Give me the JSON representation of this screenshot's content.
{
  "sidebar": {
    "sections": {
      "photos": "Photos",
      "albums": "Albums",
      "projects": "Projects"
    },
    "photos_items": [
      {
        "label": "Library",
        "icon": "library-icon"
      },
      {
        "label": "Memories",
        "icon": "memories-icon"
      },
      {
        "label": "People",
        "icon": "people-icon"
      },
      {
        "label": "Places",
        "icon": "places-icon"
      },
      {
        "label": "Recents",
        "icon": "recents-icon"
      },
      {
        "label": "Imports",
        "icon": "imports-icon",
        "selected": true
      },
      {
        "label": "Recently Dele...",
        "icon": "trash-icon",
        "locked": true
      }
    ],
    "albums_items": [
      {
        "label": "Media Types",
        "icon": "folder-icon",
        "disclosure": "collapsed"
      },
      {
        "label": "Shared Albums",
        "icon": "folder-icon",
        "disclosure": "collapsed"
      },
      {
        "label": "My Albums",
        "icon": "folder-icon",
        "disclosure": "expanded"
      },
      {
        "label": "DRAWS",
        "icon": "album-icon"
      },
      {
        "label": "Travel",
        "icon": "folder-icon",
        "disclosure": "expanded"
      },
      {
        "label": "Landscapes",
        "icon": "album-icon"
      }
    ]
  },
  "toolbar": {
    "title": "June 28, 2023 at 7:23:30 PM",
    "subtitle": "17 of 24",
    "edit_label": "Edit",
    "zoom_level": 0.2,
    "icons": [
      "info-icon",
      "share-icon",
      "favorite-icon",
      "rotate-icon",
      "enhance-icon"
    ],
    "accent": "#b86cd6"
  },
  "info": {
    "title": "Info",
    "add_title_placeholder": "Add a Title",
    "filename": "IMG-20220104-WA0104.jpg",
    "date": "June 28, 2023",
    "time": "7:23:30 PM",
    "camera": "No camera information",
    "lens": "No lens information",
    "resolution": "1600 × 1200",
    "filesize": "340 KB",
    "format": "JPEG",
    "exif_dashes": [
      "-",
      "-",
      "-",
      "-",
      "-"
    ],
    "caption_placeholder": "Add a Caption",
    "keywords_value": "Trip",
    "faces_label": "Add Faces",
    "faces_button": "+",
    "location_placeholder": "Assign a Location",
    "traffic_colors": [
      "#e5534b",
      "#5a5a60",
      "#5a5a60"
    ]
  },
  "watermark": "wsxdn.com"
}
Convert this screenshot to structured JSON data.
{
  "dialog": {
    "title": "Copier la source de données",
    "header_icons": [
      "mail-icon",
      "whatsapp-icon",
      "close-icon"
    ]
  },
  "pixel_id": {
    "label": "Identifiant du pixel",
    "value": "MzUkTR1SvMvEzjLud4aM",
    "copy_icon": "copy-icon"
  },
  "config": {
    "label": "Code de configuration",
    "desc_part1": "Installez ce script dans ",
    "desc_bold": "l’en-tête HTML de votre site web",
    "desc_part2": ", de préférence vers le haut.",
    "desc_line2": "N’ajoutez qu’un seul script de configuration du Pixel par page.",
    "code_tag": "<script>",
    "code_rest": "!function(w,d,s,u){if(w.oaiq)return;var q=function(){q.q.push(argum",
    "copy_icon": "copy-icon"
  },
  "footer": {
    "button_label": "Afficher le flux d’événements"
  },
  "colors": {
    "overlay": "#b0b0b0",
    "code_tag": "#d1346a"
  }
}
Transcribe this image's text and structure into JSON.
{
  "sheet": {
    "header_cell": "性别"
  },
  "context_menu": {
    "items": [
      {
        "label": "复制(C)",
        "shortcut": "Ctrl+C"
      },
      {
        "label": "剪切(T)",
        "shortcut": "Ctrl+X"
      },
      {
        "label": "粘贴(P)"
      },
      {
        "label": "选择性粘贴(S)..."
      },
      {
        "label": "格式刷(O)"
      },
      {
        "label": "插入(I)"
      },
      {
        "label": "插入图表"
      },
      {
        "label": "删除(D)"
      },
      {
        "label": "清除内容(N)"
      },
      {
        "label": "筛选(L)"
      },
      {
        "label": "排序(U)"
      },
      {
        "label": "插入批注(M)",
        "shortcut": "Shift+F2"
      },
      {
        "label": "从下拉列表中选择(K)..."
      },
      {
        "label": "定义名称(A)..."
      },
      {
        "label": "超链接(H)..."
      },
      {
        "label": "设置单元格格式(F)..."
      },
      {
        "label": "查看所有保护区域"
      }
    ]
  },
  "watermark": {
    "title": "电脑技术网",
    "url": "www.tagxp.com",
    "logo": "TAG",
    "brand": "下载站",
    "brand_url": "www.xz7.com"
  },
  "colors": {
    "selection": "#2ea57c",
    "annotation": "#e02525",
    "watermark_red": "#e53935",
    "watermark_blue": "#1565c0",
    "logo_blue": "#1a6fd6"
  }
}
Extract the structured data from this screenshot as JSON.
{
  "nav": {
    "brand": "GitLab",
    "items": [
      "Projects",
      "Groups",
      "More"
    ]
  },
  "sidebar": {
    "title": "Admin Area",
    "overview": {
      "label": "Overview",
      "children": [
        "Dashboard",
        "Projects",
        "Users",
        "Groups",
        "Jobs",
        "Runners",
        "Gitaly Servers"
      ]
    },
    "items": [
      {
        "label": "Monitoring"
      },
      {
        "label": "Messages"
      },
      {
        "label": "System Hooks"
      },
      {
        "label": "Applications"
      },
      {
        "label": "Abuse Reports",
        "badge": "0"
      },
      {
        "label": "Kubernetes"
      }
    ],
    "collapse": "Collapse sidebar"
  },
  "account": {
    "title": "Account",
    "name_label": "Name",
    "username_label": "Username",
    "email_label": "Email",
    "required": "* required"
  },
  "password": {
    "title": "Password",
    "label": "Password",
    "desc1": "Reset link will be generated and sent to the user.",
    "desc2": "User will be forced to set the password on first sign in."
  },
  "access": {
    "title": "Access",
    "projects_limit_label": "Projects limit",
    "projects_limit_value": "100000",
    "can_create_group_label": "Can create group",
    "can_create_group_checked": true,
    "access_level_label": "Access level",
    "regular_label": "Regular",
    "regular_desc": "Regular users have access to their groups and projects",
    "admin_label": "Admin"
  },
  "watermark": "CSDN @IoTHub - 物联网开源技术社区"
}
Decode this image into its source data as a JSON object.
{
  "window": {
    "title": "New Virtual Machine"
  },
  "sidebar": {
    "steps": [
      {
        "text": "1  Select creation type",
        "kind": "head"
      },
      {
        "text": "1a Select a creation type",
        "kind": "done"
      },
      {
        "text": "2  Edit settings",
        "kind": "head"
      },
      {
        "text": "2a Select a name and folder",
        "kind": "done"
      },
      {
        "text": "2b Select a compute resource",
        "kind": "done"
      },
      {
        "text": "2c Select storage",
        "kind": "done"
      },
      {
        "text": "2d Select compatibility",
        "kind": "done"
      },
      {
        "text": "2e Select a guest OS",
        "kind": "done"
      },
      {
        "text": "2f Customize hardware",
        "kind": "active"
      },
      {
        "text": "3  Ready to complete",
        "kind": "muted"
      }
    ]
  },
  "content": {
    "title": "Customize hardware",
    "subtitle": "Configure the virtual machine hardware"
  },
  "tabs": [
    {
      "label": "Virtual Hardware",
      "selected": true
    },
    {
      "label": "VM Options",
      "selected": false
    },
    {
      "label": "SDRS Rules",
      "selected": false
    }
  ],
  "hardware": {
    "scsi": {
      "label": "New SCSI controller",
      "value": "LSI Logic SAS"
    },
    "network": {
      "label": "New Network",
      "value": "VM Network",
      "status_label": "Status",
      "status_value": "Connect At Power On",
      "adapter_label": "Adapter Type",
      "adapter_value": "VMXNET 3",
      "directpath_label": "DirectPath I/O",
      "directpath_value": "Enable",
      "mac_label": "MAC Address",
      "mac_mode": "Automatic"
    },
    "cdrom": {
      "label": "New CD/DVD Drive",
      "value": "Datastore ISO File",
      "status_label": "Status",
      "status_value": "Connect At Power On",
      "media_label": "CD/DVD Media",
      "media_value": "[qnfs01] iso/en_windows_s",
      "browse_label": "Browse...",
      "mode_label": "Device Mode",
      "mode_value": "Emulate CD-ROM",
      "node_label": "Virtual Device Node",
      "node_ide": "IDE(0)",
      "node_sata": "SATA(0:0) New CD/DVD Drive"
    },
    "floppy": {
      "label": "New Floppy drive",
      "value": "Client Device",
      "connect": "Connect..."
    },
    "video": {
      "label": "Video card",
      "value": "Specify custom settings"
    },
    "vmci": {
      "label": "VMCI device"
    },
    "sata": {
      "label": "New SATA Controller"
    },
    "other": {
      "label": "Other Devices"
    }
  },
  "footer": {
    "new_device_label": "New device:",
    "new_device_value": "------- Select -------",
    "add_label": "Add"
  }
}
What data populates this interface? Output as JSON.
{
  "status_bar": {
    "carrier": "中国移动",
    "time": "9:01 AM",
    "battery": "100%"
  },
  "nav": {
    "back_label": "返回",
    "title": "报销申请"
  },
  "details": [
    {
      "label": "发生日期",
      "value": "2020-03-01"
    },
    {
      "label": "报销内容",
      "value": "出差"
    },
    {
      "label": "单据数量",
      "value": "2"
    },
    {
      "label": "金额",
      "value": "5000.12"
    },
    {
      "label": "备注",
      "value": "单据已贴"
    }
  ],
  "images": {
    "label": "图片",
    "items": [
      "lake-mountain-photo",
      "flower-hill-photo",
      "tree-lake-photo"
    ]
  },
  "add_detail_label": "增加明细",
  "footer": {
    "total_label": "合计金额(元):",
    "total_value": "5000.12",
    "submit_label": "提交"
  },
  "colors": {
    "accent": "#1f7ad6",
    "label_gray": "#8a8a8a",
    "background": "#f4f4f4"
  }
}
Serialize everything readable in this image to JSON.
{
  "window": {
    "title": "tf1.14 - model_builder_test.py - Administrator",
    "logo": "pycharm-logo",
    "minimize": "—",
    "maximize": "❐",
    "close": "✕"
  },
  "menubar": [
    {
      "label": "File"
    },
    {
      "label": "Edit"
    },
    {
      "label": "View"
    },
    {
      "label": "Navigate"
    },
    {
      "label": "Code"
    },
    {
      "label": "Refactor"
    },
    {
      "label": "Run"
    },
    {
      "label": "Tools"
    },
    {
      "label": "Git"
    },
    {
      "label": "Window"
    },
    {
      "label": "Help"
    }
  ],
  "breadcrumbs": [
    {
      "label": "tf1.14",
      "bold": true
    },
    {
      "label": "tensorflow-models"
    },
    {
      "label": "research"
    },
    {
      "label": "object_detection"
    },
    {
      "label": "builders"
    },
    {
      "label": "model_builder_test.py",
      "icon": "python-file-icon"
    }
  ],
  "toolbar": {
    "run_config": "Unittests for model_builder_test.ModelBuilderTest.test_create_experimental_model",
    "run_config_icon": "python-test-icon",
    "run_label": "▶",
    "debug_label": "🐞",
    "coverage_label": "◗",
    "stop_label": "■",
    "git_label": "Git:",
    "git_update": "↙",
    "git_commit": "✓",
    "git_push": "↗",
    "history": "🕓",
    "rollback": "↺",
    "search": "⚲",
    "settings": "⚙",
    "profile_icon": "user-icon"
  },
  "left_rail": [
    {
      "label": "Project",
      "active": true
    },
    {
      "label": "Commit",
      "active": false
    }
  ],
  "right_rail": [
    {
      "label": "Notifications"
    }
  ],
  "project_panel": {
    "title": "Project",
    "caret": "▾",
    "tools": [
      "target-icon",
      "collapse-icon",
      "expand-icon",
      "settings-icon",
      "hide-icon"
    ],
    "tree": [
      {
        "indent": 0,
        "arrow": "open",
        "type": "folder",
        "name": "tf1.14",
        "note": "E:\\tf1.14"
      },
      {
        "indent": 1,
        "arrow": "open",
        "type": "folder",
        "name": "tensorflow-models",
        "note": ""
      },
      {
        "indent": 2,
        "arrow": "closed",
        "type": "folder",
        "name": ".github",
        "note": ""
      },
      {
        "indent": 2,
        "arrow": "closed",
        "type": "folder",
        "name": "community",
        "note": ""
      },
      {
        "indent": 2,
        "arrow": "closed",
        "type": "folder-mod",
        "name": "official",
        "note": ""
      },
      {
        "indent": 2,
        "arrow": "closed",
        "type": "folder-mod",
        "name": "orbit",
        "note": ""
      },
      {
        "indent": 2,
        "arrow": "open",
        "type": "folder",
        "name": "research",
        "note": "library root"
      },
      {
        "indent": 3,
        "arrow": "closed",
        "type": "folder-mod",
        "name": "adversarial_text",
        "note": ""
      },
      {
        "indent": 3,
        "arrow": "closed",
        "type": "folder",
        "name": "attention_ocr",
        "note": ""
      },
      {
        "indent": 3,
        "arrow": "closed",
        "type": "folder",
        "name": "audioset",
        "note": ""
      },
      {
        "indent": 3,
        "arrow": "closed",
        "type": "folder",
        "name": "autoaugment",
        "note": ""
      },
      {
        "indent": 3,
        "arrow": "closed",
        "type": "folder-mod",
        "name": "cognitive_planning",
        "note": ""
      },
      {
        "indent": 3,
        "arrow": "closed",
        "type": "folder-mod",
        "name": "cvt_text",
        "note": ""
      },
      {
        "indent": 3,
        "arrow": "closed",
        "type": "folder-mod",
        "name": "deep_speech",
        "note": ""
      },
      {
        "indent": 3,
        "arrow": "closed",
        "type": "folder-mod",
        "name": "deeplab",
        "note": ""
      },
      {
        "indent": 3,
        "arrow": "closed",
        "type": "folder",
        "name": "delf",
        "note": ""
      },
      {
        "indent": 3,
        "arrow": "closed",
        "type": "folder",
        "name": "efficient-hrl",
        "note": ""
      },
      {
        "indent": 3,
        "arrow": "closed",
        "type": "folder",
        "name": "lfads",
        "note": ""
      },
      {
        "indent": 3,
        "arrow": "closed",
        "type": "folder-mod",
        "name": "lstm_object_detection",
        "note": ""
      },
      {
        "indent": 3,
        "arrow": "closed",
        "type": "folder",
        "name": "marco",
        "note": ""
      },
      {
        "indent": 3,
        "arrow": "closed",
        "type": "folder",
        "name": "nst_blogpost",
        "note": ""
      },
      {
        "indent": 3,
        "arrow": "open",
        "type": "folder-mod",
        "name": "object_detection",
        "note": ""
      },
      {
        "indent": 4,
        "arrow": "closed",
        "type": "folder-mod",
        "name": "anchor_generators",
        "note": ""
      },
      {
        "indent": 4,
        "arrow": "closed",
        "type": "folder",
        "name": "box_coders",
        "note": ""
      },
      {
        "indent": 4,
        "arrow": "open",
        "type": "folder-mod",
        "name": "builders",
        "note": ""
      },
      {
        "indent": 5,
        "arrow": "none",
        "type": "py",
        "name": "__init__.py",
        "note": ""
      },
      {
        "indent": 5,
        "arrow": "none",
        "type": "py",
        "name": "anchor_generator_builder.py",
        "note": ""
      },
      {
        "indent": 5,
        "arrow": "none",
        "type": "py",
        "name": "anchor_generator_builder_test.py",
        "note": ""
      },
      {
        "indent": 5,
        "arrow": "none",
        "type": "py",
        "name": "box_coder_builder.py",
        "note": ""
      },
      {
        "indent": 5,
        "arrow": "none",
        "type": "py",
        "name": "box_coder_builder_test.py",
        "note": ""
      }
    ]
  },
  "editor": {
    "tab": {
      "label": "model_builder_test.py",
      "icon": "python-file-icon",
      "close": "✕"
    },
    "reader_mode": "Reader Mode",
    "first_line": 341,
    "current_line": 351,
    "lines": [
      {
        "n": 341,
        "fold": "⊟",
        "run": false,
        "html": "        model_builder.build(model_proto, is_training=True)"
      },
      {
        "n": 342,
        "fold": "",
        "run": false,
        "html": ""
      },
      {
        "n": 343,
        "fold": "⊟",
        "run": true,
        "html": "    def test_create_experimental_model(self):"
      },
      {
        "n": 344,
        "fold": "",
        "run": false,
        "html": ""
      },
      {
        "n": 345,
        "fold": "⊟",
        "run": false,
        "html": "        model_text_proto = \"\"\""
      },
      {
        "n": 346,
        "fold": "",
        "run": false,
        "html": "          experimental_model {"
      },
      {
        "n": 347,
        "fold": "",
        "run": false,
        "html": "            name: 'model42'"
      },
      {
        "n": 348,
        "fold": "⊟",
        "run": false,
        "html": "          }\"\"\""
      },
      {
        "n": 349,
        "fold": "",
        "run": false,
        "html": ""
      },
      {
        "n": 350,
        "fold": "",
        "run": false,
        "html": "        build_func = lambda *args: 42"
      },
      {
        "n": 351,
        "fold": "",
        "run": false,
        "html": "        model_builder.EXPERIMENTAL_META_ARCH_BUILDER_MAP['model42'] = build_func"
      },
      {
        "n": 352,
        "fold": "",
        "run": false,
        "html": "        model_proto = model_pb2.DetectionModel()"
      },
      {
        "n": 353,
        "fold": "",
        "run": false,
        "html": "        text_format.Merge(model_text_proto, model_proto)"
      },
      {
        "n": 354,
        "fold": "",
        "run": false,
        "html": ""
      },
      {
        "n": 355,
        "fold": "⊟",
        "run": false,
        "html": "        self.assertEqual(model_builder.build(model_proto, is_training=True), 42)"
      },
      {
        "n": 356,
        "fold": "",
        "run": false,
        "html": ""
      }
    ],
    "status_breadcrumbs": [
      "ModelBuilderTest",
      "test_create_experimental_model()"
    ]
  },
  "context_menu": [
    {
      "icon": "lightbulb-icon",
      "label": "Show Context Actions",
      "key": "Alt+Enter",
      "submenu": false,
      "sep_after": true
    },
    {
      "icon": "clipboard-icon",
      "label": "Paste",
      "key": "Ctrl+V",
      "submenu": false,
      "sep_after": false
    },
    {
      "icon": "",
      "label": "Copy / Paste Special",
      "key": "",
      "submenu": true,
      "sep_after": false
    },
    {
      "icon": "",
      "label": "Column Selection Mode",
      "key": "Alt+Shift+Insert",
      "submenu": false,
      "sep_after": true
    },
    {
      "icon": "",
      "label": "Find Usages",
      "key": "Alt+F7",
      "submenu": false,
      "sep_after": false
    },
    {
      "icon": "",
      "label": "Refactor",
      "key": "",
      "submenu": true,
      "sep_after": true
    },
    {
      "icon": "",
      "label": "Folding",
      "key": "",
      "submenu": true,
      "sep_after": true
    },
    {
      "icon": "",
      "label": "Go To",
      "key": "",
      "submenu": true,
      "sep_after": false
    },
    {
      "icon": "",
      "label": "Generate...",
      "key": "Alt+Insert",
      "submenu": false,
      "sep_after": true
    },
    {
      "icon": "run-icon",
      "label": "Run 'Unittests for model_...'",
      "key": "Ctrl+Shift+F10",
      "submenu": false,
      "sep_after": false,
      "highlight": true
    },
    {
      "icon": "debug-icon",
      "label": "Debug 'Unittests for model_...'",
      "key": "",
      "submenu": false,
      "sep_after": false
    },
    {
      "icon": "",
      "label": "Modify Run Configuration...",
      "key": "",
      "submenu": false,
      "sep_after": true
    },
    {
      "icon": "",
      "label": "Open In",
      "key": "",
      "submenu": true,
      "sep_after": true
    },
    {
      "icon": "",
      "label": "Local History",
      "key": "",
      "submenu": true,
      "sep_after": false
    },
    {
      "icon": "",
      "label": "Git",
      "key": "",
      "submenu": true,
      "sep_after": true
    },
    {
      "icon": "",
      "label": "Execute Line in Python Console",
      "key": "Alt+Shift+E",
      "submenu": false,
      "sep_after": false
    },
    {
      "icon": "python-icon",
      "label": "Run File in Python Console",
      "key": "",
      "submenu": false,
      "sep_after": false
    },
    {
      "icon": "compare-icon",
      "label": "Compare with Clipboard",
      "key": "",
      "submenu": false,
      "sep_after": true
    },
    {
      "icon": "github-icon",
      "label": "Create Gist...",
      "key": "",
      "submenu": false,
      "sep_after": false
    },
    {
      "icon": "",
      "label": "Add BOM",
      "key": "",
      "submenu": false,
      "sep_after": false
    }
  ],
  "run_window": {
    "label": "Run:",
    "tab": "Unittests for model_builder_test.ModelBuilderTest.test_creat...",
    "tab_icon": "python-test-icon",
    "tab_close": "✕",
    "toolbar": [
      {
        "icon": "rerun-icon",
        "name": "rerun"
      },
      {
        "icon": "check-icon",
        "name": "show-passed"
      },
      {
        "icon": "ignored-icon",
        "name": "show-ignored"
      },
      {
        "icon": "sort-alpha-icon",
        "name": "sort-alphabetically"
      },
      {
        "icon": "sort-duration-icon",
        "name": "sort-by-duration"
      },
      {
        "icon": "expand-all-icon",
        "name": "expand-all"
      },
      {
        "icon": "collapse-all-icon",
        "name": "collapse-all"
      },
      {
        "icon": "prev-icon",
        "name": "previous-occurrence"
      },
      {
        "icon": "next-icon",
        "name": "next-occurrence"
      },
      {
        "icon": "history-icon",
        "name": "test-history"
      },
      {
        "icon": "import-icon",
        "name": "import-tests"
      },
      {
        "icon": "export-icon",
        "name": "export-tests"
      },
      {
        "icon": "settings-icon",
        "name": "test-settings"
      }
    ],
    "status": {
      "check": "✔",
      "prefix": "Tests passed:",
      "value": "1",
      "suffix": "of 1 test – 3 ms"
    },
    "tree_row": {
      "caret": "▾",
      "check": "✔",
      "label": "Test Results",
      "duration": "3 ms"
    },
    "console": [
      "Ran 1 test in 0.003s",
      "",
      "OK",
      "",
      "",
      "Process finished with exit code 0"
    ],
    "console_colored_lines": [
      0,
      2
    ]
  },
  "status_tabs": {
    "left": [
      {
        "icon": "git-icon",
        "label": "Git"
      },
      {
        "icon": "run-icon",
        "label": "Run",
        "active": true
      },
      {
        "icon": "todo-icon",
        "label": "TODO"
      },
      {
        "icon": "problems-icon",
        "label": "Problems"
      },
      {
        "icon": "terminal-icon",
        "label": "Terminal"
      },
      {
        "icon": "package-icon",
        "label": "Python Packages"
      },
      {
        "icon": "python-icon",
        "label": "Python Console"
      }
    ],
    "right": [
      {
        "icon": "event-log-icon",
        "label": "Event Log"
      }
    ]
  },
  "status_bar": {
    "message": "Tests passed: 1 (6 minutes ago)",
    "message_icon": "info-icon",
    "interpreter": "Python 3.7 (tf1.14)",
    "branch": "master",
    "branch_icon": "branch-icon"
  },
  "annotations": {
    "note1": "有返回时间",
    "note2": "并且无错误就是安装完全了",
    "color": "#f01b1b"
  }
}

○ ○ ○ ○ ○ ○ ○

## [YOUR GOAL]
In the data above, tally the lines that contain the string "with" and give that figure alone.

## [THE ANSWER]
2